- When GII milk price is 28 cents per litre (cpl) including VAT or below for three consecutive months, both the interest and principle are deduced by 50% for the following six months. This can be activated four times over the duration of the loan.
- When the GII milk price is 26 cpl including VAT or below for three consecutive months, MilkFlex loan repayments (interest and principal) are reduced by 100% for the following six months. This can be activated twice over the period of the loan.
- In summary, all MilkFlex loans drawn down in 2016 will have to be repaid in full by 2026 at the latest.
Why are suppliers being charged 3.75% above Euribor?

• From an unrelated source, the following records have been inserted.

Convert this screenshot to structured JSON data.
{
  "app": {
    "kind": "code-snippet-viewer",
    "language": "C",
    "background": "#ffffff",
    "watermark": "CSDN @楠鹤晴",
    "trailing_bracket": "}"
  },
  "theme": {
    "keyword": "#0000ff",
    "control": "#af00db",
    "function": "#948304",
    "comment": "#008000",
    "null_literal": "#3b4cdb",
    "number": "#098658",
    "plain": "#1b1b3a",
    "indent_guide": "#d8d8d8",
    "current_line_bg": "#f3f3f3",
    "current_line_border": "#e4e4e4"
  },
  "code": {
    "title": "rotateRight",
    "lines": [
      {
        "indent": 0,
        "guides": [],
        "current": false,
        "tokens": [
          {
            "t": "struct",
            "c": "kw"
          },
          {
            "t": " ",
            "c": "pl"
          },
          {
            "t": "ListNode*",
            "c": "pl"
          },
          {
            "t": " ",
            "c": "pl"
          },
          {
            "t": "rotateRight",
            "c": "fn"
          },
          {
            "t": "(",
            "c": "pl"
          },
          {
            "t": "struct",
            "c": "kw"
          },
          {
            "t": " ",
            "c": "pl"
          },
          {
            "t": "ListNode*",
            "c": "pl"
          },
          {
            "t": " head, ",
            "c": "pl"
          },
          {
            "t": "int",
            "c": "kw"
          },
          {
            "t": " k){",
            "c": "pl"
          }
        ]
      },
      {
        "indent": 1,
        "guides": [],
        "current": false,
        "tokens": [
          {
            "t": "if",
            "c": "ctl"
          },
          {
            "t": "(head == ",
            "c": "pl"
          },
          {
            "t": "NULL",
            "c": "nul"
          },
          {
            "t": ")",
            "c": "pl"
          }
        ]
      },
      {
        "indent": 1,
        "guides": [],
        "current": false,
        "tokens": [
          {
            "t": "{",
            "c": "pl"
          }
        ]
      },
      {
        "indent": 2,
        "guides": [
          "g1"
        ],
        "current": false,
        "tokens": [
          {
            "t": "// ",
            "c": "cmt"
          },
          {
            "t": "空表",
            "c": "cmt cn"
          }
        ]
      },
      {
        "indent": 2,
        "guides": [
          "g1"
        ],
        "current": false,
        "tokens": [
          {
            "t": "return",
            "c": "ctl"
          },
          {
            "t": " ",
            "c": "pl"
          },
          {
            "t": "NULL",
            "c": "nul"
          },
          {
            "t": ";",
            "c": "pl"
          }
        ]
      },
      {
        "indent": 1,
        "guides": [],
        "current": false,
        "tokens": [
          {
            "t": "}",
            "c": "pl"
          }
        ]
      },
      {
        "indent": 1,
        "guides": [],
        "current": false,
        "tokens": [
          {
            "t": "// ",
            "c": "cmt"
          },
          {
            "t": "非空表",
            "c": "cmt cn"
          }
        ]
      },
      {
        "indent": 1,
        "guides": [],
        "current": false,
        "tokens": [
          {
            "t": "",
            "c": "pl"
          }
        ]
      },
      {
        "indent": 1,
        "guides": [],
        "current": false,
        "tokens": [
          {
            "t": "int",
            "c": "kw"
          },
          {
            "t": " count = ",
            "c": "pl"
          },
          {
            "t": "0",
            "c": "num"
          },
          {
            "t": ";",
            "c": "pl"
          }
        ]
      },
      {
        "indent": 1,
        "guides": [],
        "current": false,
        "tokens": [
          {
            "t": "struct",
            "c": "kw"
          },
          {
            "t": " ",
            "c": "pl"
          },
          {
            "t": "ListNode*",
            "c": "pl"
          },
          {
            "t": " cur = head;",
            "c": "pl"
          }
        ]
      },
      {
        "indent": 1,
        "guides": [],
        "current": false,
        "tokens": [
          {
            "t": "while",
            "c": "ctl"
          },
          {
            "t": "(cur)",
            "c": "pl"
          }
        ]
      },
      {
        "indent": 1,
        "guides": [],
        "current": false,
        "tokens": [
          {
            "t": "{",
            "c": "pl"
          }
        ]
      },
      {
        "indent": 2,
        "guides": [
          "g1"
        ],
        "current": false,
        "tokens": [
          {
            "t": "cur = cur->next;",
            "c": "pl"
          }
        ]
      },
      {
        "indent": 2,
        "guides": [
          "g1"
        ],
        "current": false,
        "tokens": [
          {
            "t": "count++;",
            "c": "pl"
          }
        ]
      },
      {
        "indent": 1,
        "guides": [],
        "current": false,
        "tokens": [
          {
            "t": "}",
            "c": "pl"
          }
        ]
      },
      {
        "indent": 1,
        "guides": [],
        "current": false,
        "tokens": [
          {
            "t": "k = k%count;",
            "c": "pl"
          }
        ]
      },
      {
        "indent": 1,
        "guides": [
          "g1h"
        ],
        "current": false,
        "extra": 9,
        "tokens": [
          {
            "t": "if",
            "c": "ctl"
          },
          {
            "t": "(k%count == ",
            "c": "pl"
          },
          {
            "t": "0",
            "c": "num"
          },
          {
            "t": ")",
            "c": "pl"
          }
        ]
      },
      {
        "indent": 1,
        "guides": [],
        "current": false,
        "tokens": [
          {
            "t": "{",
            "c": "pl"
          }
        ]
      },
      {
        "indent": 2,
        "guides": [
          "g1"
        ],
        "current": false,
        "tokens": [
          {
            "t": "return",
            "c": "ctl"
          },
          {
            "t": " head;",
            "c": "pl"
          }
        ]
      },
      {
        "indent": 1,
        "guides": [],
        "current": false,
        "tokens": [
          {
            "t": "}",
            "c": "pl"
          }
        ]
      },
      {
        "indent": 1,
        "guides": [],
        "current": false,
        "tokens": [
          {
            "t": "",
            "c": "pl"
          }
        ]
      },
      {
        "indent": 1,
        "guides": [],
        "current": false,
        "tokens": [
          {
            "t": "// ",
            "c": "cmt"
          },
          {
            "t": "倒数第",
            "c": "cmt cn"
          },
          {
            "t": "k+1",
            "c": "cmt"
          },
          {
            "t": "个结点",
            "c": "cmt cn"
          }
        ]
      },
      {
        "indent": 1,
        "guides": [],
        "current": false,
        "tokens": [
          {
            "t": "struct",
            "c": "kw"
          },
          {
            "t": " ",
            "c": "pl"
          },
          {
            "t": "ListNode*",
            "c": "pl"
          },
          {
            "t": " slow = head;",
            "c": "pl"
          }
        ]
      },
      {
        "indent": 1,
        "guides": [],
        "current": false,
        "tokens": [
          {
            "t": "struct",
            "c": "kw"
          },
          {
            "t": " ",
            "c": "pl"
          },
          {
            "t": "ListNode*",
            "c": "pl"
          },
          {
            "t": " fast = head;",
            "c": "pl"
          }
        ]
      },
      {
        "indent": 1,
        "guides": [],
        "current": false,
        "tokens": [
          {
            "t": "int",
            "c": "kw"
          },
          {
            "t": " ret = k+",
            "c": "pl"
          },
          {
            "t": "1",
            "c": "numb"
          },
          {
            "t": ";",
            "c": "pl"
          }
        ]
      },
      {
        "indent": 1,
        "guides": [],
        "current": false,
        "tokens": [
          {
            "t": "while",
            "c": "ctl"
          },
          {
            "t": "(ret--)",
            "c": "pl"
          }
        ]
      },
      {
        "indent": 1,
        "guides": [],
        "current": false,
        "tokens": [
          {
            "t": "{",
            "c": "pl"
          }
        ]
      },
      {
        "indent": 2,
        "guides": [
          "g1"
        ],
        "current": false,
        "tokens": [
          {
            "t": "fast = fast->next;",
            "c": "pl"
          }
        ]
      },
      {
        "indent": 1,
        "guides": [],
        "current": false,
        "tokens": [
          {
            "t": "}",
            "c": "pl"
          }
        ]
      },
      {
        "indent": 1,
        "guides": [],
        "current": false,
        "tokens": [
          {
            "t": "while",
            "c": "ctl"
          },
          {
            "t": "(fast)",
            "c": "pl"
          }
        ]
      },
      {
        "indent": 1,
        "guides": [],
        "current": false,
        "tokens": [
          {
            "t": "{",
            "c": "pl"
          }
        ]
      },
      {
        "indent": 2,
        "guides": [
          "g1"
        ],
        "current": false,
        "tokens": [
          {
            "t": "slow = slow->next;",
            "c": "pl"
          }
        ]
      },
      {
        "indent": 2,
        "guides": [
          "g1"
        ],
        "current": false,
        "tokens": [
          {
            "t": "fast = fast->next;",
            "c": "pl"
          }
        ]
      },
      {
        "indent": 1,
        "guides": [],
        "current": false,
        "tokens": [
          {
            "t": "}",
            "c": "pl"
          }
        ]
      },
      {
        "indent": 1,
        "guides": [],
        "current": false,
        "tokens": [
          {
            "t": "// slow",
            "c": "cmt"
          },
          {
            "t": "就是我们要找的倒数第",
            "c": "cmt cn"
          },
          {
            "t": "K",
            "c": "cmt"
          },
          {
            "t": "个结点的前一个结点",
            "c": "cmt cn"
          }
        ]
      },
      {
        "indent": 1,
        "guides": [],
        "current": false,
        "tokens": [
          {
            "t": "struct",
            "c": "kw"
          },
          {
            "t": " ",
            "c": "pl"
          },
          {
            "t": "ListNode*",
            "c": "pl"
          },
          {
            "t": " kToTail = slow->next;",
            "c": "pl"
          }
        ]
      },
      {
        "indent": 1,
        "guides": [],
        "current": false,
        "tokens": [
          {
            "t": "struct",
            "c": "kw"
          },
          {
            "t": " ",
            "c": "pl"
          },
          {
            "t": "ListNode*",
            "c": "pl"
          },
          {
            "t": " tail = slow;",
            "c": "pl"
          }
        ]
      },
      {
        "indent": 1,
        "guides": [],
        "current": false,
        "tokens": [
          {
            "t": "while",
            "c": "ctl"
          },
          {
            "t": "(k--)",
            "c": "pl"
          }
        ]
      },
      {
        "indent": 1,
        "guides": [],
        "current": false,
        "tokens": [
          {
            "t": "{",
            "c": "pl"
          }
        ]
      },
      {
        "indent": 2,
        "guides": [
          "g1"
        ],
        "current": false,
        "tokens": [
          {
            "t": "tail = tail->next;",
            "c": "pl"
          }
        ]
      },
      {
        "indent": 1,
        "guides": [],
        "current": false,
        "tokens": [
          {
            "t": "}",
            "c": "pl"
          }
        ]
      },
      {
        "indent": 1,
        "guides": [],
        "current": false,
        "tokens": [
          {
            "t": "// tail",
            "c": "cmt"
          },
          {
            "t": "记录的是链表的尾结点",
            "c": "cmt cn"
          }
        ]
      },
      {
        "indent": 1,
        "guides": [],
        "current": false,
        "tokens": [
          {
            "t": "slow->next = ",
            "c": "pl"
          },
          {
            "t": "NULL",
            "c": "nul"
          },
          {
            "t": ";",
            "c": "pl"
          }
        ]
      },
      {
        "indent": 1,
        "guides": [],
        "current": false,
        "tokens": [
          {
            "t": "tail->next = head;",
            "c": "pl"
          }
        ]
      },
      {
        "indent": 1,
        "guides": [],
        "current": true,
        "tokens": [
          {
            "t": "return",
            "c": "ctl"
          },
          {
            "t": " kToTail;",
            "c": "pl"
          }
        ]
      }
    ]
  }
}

Some dairy farmers with low borrowings and large repayment capacity are reported to be in a position to avail of interest rates of below 4% in cases where they supply a large asset as security – eg land. The MilkFlex loan product does not require the farmer to lodge title deeds beyond providing permission for deductions at source from their milk payments. For a valid comparison, the MilkFlex loan rate should be compared to other unsecured lending products. Compared with mortgage debt, loans drawn from the MilkFlex Fund will be cheaper and more efficient to execute.
Is life assurance a requirement before drawing down a MilkFlex loan?
No, the MilkFlex fund does not require the borrower to take out life assurance to qualify for loans from the MilkFlex Fund. However, we would encourage all applicants to seek independent advice from a Qualified Financial Adviser on whether they should have such a policy in place.
Are there any specific taxation implications of a MilkFlex loan?
All borrowers are advised to seek independent tax advice from a suitably qualified adviser in relation to this loan scheme.
What happens if the Euribor rate increases?
The MilkFlex is a variable rate product that will move in line with Euribor rate, set at a floor of zero.
Can a farmer opt out of the price triggers?
The triggers are applied automatically. However, a farmer can – without penalty – choose to make additional payments to fully or partially clear the loan.
Is approval for a MilkFlex loan required before an investment project can commence
No, qualifying investments/projects can commence before the loan approval process is complete, but loans will only be advanced if all of the eligibility criteria are met.
What diseases trigger a reduction in the MilkFlex repayment?
Any disease officially listed by the Department of Agriculture as a notifiable disease. The current list is: Bovine Brucellosis, Bovine Tuberculosis, Bovine Leukosis, BSE, Cattle Plague (Rinderpest), Contagious Bovine Pleuropneumonia, Lumpy Skin Disease and Warble Fly.